 ---            ---------           ----------           ----------            ----------------   ----------------
   1        rotating_base           base_joint             revolute                     base(0)   arm1(2)  
   2                 arm1                 jnt1             revolute            rotating_base(1)   arm2(3)  
   3                 arm2                 jnt2             revolute                     arm1(2)   arm3(4)  
   4                 arm3                 jnt3             revolute                     arm2(3)   gripper(5)  
   5              gripper        gripper_joint             revolute                     arm3(4)   

Interact With Robot Model

Visualize the robot model to confirm the dimensions using the interactiveRigidBodyTree object. Use the interactive GUI to move the model around. You may select specific bodies and set their joint position. To interact with more detailed models provided with Robotics System Toolbox™, see Load Predefined Robot Models or the loadrobot function.

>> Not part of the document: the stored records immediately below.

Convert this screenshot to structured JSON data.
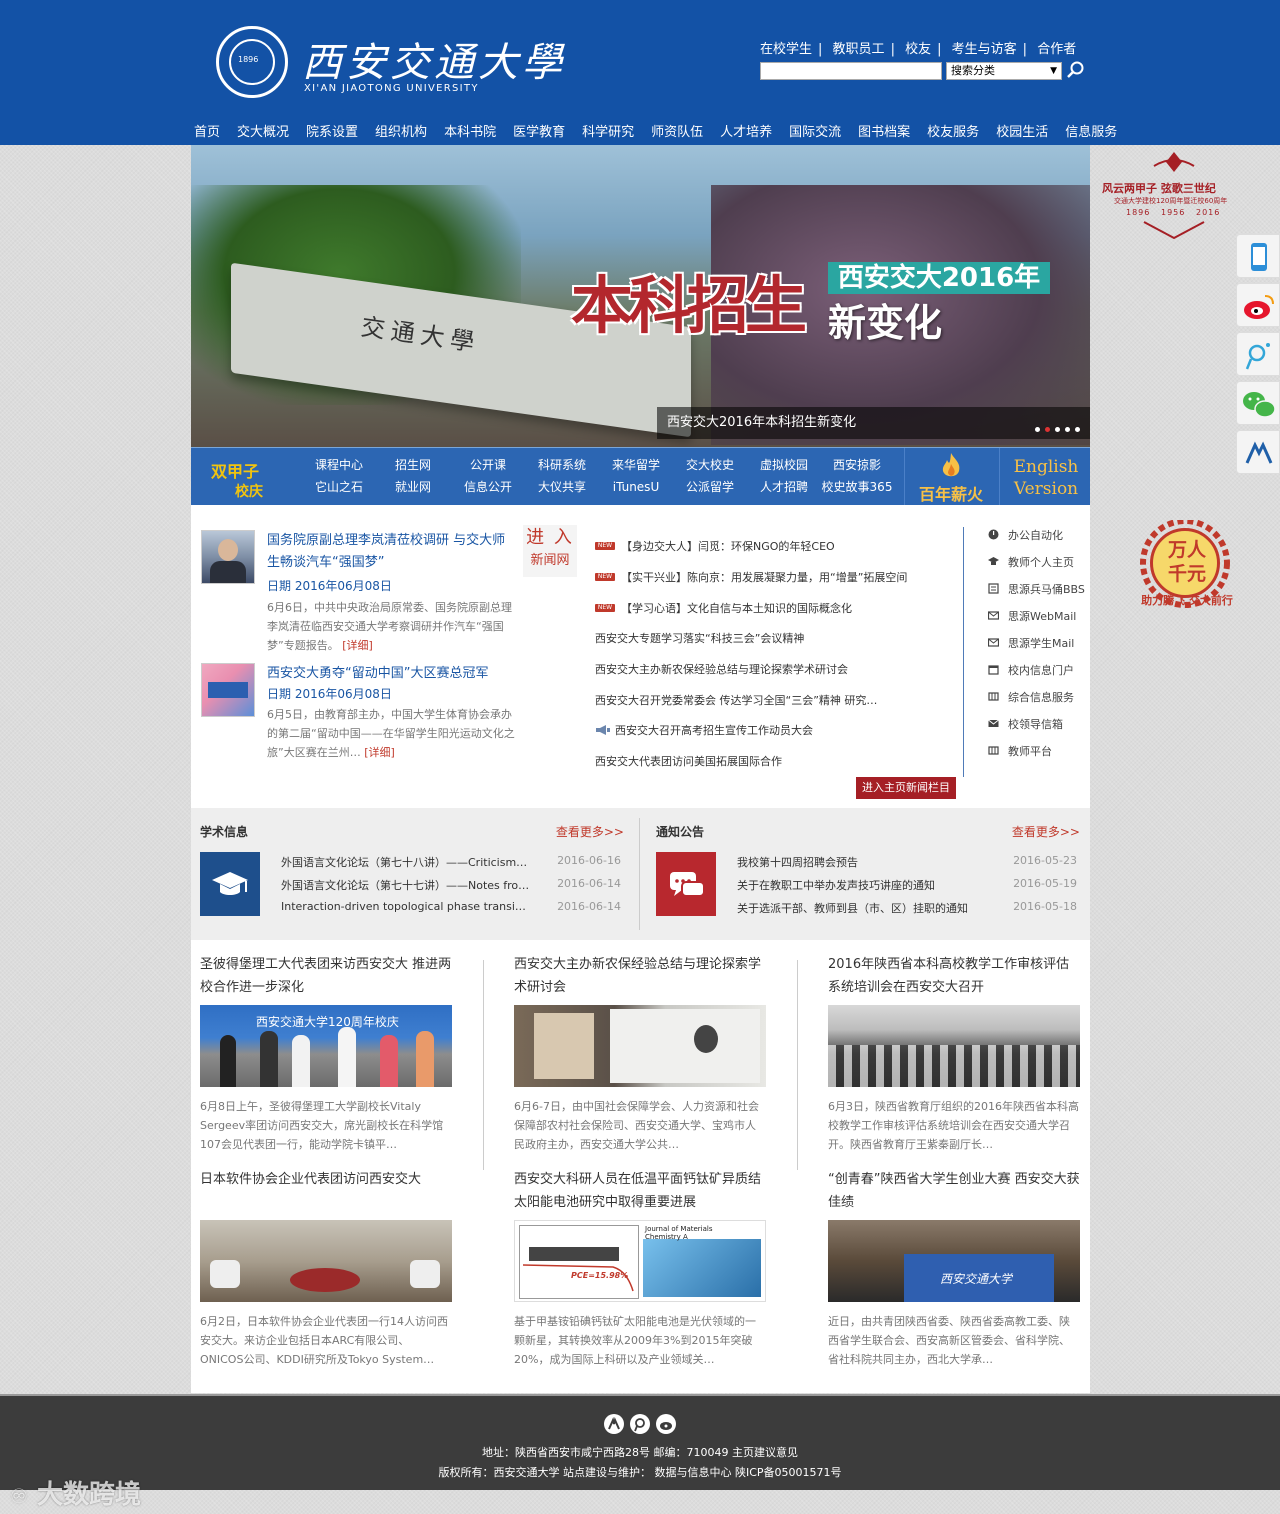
{
  "header": {
    "logo_cn": "西安交通大學",
    "logo_en": "XI'AN JIAOTONG UNIVERSITY",
    "seal_year": "1896",
    "top_links": [
      "在校学生",
      "教职员工",
      "校友",
      "考生与访客",
      "合作者"
    ],
    "search": {
      "placeholder": "",
      "select_value": "搜索分类"
    },
    "nav": [
      "首页",
      "交大概况",
      "院系设置",
      "组织机构",
      "本科书院",
      "医学教育",
      "科学研究",
      "师资队伍",
      "人才培养",
      "国际交流",
      "图书档案",
      "校友服务",
      "校园生活",
      "信息服务"
    ]
  },
  "banner": {
    "gate_text": "交通大學",
    "big_text": "本科招生",
    "tag_text": "西安交大2016年",
    "sub_text": "新变化",
    "caption": "西安交大2016年本科招生新变化",
    "dots": 5,
    "active_dot": 1
  },
  "quickbar": {
    "jiazi_line1": "双甲子",
    "jiazi_line2": "校庆",
    "columns": [
      [
        "课程中心",
        "它山之石"
      ],
      [
        "招生网",
        "就业网"
      ],
      [
        "公开课",
        "信息公开"
      ],
      [
        "科研系统",
        "大仪共享"
      ],
      [
        "来华留学",
        "iTunesU"
      ],
      [
        "交大校史",
        "公派留学"
      ],
      [
        "虚拟校园",
        "人才招聘"
      ],
      [
        "西安掠影",
        "校史故事365"
      ]
    ],
    "fire_text": "百年薪火",
    "english_line1": "English",
    "english_line2": "Version"
  },
  "news": {
    "featured": [
      {
        "title": "国务院原副总理李岚清莅校调研 与交大师生畅谈汽车“强国梦”",
        "date": "日期 2016年06月08日",
        "desc": "6月6日，中共中央政治局原常委、国务院原副总理李岚清莅临西安交通大学考察调研并作汽车“强国梦”专题报告。",
        "more": "[详细]"
      },
      {
        "title": "西安交大勇夺“留动中国”大区赛总冠军",
        "date": "日期 2016年06月08日",
        "desc": "6月5日，由教育部主办，中国大学生体育协会承办的第二届“留动中国——在华留学生阳光运动文化之旅”大区赛在兰州…",
        "more": "[详细]"
      }
    ],
    "enter_line1": "进 入",
    "enter_line2": "新闻网",
    "badge": "NEW",
    "items": [
      "【身边交大人】闫觅：环保NGO的年轻CEO",
      "【实干兴业】陈向京：用发展凝聚力量，用“增量”拓展空间",
      "【学习心语】文化自信与本土知识的国际概念化",
      "西安交大专题学习落实“科技三会”会议精神",
      "西安交大主办新农保经验总结与理论探索学术研讨会",
      "西安交大召开党委常委会 传达学习全国“三会”精神 研究…",
      "西安交大召开高考招生宣传工作动员大会",
      "西安交大代表团访问美国拓展国际合作"
    ],
    "enter_column": "进入主页新闻栏目"
  },
  "side_links": [
    "办公自动化",
    "教师个人主页",
    "思源兵马俑BBS",
    "思源WebMail",
    "思源学生Mail",
    "校内信息门户",
    "综合信息服务",
    "校领导信箱",
    "教师平台"
  ],
  "academic": {
    "title": "学术信息",
    "more": "查看更多>>",
    "rows": [
      {
        "text": "外国语言文化论坛（第七十八讲）——Criticism…",
        "date": "2016-06-16"
      },
      {
        "text": "外国语言文化论坛（第七十七讲）——Notes fro…",
        "date": "2016-06-14"
      },
      {
        "text": "Interaction-driven topological phase transi…",
        "date": "2016-06-14"
      }
    ]
  },
  "notice": {
    "title": "通知公告",
    "more": "查看更多>>",
    "rows": [
      {
        "text": "我校第十四周招聘会预告",
        "date": "2016-05-23"
      },
      {
        "text": "关于在教职工中举办发声技巧讲座的通知",
        "date": "2016-05-19"
      },
      {
        "text": "关于选派干部、教师到县（市、区）挂职的通知",
        "date": "2016-05-18"
      }
    ]
  },
  "bottom_news": [
    {
      "title": "圣彼得堡理工大代表团来访西安交大 推进两校合作进一步深化",
      "img_text": "西安交通大学120周年校庆",
      "desc": "6月8日上午，圣彼得堡理工大学副校长Vitaly Sergeev率团访问西安交大，席光副校长在科学馆107会见代表团一行，能动学院卡镇平…"
    },
    {
      "title": "西安交大主办新农保经验总结与理论探索学术研讨会",
      "img_text": "",
      "desc": "6月6-7日，由中国社会保障学会、人力资源和社会保障部农村社会保险司、西安交通大学、宝鸡市人民政府主办，西安交通大学公共…"
    },
    {
      "title": "2016年陕西省本科高校教学工作审核评估系统培训会在西安交大召开",
      "img_text": "",
      "desc": "6月3日，陕西省教育厅组织的2016年陕西省本科高校教学工作审核评估系统培训会在西安交通大学召开。陕西省教育厅王紫秦副厅长…"
    },
    {
      "title": "日本软件协会企业代表团访问西安交大",
      "img_text": "",
      "desc": "6月2日，日本软件协会企业代表团一行14人访问西安交大。来访企业包括日本ARC有限公司、ONICOS公司、KDDI研究所及Tokyo System…"
    },
    {
      "title": "西安交大科研人员在低温平面钙钛矿异质结太阳能电池研究中取得重要进展",
      "img_text": "Journal of Materials Chemistry A",
      "img_text2": "PCE=15.98%",
      "desc": "基于甲基铵铅碘钙钛矿太阳能电池是光伏领域的一颗新星，其转换效率从2009年3%到2015年突破20%，成为国际上科研以及产业领域关…"
    },
    {
      "title": "“创青春”陕西省大学生创业大赛 西安交大获佳绩",
      "img_text": "西安交通大学",
      "desc": "近日，由共青团陕西省委、陕西省委高教工委、陕西省学生联合会、西安高新区管委会、省科学院、省社科院共同主办，西北大学承…"
    }
  ],
  "footer": {
    "address": "地址：陕西省西安市咸宁西路28号 邮编：710049 主页建议意见",
    "copyright": "版权所有：西安交通大学 站点建设与维护： 数据与信息中心 陕ICP备05001571号",
    "watermark": "大数跨境"
  },
  "side_widgets": {
    "anniv_line1": "风云两甲子 弦歌三世纪",
    "anniv_line2": "交通大学建校120周年暨迁校60周年",
    "anniv_years": [
      "1896",
      "1956",
      "2016"
    ],
    "wanren": "万人千元",
    "wanren_ring": "助力腾飞 交大前行"
  },
  "colors": {
    "brand_blue": "#1352a6",
    "quickbar_blue": "#2c66b3",
    "accent_red": "#a51f25",
    "gold": "#f7c046"
  }
}
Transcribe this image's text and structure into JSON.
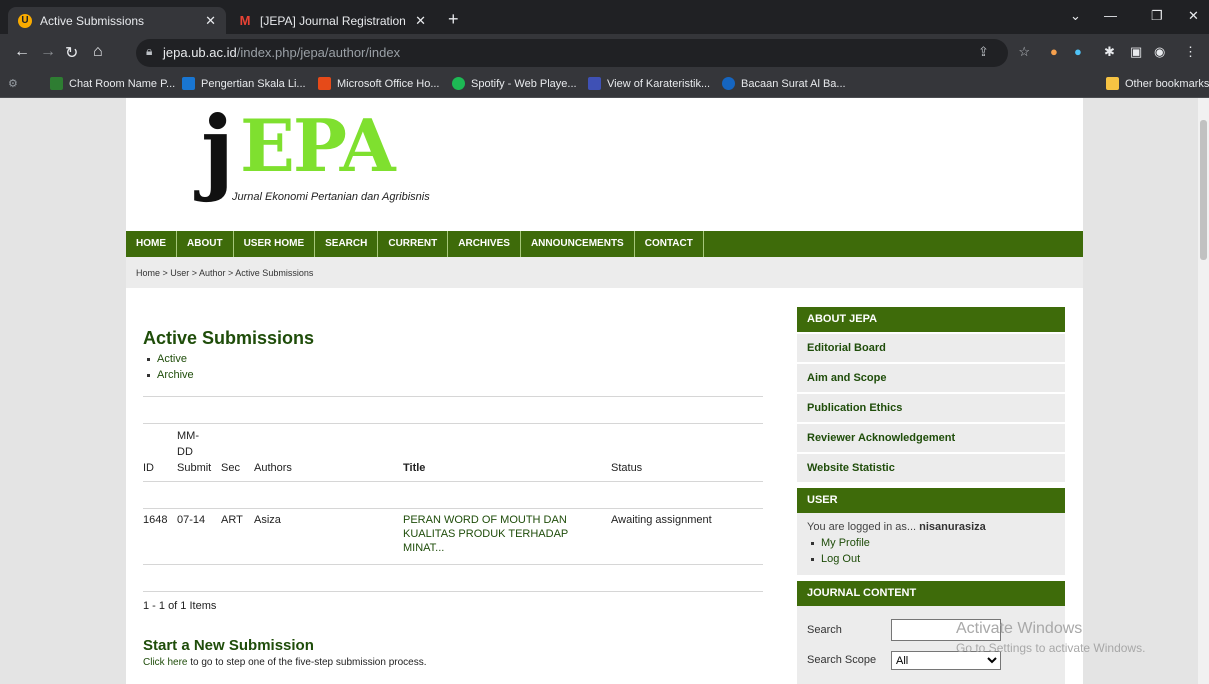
{
  "browser": {
    "tabs": [
      {
        "title": "Active Submissions",
        "active": true,
        "icon": "ub-logo-icon"
      },
      {
        "title": "[JEPA] Journal Registration - nisa",
        "active": false,
        "icon": "gmail-icon"
      }
    ],
    "url_domain": "jepa.ub.ac.id",
    "url_path": "/index.php/jepa/author/index",
    "bookmarks": [
      {
        "label": "Chat Room Name P...",
        "color": "#2e7d32"
      },
      {
        "label": "Pengertian Skala Li...",
        "color": "#1976d2"
      },
      {
        "label": "Microsoft Office Ho...",
        "color": "#e64a19"
      },
      {
        "label": "Spotify - Web Playe...",
        "color": "#1db954"
      },
      {
        "label": "View of Karateristik...",
        "color": "#3f51b5"
      },
      {
        "label": "Bacaan Surat Al Ba...",
        "color": "#1565c0"
      }
    ],
    "other_bookmarks": "Other bookmarks"
  },
  "site": {
    "logo_j": "j",
    "logo_epa": "EPA",
    "logo_subtitle": "Jurnal Ekonomi Pertanian dan Agribisnis",
    "menu": [
      "HOME",
      "ABOUT",
      "USER HOME",
      "SEARCH",
      "CURRENT",
      "ARCHIVES",
      "ANNOUNCEMENTS",
      "CONTACT"
    ],
    "breadcrumb": "Home > User > Author > Active Submissions"
  },
  "main": {
    "title": "Active Submissions",
    "filters": [
      "Active",
      "Archive"
    ],
    "columns": {
      "id": "ID",
      "date": [
        "MM-",
        "DD",
        "Submit"
      ],
      "sec": "Sec",
      "authors": "Authors",
      "title": "Title",
      "status": "Status"
    },
    "rows": [
      {
        "id": "1648",
        "date": "07-14",
        "sec": "ART",
        "authors": "Asiza",
        "title": [
          "PERAN WORD OF MOUTH DAN",
          "KUALITAS PRODUK TERHADAP",
          "MINAT..."
        ],
        "status": "Awaiting assignment"
      }
    ],
    "pagination": "1 - 1 of 1 Items",
    "new_submission_title": "Start a New Submission",
    "new_submission_link": "Click here",
    "new_submission_text": " to go to step one of the five-step submission process."
  },
  "sidebar": {
    "about_head": "ABOUT JEPA",
    "about_links": [
      "Editorial Board",
      "Aim and Scope",
      "Publication Ethics",
      "Reviewer Acknowledgement",
      "Website Statistic"
    ],
    "user_head": "USER",
    "logged_in_prefix": "You are logged in as...",
    "username": "nisanurasiza",
    "user_links": [
      "My Profile",
      "Log Out"
    ],
    "content_head": "JOURNAL CONTENT",
    "search_label": "Search",
    "scope_label": "Search Scope",
    "scope_value": "All"
  },
  "watermark": {
    "line1": "Activate Windows",
    "line2": "Go to Settings to activate Windows."
  }
}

figure("Name","Interactive GUI")
gui = interactiveRigidBodyTree(robot,"MarkerScaleFactor",0.25);

Figure Interactive Visualization contains an axes object. The axes object contains 21 objects of type patch, line, surface.

Move the interactive marker around to test different desired gripper positions. The GUI uses inverse kinematics to generate the best joint configuration. For more information about the interactive GUI, see interactiveRigidBodyTree object.

Next Steps

Now that you built your model in MATLAB®, you may want to do many different things.

  • Perform Inverse Kinematics to get joint configurations based on desired end-effector positions. Specify additional robot constraints other than the model parameters including aiming constraints, Cartesian bounds, or pose targets.

  • Generate Trajectory Generation and Following based on waypoints and other parameters with trapezoidal velocity profiles, B-splines, or polynomial trajectories.

  • Peform Manipulator Motion Planning utilizing your robot models and an rapidly-exploring random tree (RRT) path planner.

  • Check for Collision Detection with obstacles in your environment to ensure safe and effective motion of your robot.